◆ **What the task asks**:
Go through the data line by line. Copy each one holding the string "navigation".
-- -- --
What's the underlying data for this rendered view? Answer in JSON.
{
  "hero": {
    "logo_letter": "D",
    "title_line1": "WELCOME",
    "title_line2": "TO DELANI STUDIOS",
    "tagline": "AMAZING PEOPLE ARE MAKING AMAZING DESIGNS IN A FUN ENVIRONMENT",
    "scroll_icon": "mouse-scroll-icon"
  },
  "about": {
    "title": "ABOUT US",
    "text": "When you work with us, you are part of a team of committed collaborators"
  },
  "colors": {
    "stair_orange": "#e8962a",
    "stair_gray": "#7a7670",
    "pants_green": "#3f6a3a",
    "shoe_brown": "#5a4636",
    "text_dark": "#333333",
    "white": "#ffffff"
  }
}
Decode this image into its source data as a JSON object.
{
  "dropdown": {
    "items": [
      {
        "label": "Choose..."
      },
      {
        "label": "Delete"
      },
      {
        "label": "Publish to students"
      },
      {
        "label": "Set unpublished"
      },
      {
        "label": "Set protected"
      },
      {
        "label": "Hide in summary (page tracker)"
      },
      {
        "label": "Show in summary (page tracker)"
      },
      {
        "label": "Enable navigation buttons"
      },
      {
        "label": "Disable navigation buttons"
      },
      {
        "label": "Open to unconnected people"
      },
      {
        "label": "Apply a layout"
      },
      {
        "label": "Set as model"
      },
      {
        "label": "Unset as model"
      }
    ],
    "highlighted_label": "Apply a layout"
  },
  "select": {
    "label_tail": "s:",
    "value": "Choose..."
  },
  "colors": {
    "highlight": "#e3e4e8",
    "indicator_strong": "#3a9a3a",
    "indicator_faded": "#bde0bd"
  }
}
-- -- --
◆ **Completed exercise**:
        "label": "Enable navigation buttons"
        "label": "Disable navigation buttons"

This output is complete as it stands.